Small businesses are more likely to hire disadvantaged job hunters since a 90-day trial period was introduced in 2011, research shows.
Recall Labour and Greens vow to abolish these, which would make us (off memory) the only country in the OECD without them.
A national survey of employers found that 72 per cent of those which used trial periods had not dismissed an employee during that time, while 27 per cent of employers had dismissed at least one worker during the trial period.
The report said smaller employers were most satisfied with the 90-day trial because they faced greater risks and costs when recruiting.
Larger employers benefited less, mainly because they had more robust recruitment processes and greater resources to manage risk, it said.
Under the 90-day trial, about one third of employers said they hired staff they would not have otherwise taken on.
The costs to an employer of a wrong staff hire can be quite massive, and job interviews are no substitute for seeing how someone actually performs.
Changes to the Holidays Act had partially met objectives and had minimal impact on firms’ costs, the report said.
Employers and unions said the ability to allow cashing up to occur and to transfer public holidays was sensible.
Didn’t the unions oppose the option of cashing up the 4th week of leave? Could never work out why – it gives employees more flexibility and choice.
Changes to union access and communication during collective bargaining had little impact on employers and unions and did not increase the number of problems reported.
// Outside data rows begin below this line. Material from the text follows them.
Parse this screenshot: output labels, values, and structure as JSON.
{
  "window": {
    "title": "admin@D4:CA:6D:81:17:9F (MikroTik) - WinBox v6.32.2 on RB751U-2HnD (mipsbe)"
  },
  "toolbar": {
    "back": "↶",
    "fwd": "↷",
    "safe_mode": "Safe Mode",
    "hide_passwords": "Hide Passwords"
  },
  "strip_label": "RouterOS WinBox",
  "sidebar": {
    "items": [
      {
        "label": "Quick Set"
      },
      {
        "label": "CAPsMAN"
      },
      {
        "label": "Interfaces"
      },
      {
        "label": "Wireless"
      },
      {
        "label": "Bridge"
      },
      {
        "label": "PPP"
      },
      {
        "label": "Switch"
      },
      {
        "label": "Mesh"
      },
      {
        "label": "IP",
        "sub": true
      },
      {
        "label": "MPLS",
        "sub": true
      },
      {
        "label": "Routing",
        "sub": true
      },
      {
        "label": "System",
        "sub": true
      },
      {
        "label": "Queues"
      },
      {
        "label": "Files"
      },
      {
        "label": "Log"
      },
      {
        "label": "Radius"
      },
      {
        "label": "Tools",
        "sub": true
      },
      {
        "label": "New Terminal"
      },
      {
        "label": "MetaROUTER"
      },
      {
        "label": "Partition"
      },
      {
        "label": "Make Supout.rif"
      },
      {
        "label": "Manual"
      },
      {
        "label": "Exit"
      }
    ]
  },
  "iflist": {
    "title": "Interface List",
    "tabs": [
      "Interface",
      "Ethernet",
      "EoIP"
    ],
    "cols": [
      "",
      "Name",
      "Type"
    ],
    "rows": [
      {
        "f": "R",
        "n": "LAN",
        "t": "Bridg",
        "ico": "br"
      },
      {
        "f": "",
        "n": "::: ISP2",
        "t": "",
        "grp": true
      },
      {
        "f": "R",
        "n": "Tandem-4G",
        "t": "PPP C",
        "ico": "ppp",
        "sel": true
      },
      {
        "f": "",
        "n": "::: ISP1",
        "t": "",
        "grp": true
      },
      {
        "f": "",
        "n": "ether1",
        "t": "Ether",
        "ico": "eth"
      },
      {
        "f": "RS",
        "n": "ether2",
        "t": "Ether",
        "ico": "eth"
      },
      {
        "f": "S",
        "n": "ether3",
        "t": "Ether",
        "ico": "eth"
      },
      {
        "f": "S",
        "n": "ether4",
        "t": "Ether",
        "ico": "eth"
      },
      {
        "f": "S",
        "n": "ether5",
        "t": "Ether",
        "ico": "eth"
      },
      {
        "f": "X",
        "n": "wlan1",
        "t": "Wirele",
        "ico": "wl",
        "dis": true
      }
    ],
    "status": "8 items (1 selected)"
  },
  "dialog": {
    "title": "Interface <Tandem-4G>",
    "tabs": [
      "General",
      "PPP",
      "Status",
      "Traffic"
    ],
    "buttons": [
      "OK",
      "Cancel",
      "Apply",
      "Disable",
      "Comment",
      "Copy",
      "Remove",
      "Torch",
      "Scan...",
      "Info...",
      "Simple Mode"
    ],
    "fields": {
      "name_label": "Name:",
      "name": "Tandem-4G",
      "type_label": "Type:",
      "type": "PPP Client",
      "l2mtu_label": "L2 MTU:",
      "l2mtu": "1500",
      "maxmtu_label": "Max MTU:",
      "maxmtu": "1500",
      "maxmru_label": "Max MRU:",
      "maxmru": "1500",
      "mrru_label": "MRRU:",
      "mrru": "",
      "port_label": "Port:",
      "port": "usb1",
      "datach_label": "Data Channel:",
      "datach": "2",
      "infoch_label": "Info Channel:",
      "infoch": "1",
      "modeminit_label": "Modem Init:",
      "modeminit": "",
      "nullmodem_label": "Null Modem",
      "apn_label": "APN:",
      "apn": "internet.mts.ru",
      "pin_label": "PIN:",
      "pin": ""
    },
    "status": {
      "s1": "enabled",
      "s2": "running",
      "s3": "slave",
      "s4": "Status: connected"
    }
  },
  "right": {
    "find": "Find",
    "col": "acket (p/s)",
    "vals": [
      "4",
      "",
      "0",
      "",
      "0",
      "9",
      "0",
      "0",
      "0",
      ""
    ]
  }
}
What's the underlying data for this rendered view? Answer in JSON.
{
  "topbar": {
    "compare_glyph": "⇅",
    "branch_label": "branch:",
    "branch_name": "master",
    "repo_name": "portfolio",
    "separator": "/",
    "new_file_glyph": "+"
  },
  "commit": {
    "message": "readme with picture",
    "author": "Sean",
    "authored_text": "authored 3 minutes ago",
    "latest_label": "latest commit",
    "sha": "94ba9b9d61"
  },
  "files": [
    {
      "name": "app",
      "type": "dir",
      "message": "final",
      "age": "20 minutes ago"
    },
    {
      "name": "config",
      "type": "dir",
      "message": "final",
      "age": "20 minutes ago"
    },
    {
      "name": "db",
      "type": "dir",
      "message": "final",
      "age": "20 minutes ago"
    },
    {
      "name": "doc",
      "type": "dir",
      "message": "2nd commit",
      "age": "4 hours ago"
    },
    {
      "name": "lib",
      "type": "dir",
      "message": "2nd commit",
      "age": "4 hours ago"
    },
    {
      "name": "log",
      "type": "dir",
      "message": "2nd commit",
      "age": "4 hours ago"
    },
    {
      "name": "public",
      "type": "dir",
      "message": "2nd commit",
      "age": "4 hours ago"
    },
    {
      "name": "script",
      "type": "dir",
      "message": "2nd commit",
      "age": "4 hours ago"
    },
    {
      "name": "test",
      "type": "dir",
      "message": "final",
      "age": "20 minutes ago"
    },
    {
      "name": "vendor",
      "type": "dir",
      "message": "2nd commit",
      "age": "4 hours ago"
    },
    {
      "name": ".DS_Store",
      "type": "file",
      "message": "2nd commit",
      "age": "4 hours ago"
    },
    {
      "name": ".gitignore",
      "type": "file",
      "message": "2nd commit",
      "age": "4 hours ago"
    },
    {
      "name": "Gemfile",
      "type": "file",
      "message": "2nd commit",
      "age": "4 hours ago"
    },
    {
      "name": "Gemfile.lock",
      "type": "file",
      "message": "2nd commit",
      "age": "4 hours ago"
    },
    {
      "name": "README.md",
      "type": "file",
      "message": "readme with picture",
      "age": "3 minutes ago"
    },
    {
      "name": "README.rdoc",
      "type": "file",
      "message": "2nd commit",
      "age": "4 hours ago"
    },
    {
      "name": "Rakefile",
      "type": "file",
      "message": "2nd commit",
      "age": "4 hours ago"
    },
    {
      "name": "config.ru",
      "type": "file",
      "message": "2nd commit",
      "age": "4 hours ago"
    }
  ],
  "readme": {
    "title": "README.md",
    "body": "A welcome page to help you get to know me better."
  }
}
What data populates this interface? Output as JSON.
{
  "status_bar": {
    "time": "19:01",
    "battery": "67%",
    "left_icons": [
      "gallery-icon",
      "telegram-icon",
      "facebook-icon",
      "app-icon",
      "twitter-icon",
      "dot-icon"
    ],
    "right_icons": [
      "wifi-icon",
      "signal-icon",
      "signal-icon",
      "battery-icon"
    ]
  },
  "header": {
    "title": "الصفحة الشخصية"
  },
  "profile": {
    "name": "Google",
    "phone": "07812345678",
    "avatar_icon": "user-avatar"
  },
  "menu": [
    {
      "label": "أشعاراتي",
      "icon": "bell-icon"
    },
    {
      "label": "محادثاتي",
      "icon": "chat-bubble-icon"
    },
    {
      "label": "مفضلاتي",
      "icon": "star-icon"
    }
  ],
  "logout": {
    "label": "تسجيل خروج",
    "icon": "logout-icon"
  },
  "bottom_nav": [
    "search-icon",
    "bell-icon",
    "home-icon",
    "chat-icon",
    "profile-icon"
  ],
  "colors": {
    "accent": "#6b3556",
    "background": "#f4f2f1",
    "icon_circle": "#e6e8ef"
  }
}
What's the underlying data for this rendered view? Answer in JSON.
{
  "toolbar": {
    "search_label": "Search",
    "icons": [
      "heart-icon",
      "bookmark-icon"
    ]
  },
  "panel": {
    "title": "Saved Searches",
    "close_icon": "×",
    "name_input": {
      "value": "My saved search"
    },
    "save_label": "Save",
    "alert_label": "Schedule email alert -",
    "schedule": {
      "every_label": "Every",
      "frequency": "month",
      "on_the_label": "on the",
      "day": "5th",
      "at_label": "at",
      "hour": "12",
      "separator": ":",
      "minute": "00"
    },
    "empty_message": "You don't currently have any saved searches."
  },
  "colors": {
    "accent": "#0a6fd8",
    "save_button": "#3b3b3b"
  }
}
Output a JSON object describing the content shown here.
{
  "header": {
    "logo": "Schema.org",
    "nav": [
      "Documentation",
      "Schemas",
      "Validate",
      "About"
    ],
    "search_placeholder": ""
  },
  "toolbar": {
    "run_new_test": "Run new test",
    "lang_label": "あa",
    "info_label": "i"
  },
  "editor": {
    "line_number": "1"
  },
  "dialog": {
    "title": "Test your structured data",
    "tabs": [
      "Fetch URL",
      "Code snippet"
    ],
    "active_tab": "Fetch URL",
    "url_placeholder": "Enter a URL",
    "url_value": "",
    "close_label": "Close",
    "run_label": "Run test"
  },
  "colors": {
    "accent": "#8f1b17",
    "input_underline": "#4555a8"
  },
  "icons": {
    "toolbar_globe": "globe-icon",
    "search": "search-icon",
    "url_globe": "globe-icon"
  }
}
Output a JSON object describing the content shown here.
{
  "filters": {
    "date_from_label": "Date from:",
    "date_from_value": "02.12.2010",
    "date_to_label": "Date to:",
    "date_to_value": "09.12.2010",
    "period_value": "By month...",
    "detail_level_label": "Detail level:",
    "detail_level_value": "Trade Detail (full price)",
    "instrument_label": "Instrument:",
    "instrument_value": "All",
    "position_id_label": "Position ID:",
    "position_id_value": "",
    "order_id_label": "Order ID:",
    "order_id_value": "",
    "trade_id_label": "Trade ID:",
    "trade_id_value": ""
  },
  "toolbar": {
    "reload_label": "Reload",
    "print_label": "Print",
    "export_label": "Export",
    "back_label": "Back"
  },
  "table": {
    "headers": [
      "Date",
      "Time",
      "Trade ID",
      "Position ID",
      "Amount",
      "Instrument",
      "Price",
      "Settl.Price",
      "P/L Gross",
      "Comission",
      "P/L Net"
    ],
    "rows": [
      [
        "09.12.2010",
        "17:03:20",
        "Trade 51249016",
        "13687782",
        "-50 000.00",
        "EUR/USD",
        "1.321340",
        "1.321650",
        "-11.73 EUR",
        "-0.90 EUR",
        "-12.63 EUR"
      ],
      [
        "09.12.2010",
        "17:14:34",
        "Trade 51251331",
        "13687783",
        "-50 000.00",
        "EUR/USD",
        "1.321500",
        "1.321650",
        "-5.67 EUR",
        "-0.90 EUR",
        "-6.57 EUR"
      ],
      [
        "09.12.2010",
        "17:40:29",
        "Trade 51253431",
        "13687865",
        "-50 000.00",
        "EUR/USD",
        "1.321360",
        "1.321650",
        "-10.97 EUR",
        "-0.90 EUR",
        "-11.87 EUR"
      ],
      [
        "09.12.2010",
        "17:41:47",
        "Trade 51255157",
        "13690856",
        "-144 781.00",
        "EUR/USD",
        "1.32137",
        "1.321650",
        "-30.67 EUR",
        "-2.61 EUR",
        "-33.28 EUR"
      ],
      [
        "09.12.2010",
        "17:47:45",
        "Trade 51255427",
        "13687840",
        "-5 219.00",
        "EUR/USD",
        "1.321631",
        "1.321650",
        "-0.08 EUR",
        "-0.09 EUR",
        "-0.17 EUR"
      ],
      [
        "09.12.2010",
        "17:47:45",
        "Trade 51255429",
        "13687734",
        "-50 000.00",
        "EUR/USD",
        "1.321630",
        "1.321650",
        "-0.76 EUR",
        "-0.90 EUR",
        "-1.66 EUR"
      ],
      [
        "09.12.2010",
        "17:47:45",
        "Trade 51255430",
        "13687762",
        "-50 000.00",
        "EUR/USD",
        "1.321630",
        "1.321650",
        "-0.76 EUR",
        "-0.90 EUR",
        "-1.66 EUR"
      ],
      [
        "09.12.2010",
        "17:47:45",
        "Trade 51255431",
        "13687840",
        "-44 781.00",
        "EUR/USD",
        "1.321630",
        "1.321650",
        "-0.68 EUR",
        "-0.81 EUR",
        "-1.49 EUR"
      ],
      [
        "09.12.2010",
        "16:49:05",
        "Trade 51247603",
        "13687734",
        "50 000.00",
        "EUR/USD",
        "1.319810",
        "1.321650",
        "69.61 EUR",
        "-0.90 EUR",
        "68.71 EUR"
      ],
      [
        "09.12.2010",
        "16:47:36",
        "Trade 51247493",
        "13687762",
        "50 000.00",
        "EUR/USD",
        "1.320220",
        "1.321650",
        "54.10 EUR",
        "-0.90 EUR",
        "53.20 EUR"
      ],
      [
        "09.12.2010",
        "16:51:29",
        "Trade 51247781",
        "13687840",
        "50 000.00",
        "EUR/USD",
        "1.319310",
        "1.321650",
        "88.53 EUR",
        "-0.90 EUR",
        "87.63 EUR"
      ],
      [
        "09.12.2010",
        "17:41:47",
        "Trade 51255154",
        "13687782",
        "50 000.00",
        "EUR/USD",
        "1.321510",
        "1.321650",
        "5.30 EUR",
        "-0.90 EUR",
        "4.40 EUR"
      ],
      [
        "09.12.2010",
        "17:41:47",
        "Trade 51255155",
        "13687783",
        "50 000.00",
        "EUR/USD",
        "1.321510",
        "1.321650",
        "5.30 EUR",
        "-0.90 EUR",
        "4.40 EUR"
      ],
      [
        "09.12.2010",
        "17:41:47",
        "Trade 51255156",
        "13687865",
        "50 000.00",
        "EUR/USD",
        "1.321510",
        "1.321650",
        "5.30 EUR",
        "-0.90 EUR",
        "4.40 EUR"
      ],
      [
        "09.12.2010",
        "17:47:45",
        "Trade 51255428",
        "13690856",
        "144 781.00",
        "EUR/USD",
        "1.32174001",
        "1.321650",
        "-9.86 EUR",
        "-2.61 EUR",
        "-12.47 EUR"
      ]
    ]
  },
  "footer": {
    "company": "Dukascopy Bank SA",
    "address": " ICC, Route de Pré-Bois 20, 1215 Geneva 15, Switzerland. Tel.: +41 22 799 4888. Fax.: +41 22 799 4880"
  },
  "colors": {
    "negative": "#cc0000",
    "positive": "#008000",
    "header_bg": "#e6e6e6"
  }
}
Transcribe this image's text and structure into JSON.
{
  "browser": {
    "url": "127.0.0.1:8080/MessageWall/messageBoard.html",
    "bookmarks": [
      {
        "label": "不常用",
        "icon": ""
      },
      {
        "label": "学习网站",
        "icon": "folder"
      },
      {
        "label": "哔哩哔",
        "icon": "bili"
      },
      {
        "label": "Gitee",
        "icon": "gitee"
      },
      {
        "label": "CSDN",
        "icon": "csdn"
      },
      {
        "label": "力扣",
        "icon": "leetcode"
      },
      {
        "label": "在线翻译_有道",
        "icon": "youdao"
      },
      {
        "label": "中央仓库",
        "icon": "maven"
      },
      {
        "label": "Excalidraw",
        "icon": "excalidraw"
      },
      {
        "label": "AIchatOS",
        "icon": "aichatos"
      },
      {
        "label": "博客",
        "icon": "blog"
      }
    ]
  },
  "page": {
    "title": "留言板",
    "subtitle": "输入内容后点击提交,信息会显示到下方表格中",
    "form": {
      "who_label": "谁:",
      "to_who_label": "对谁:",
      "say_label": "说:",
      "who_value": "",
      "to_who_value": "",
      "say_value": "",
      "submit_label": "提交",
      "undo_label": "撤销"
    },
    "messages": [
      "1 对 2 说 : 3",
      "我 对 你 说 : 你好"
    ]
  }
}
Yet they claimed it would. Shows the recent changes have been minor, yet useful.
Tags: employment law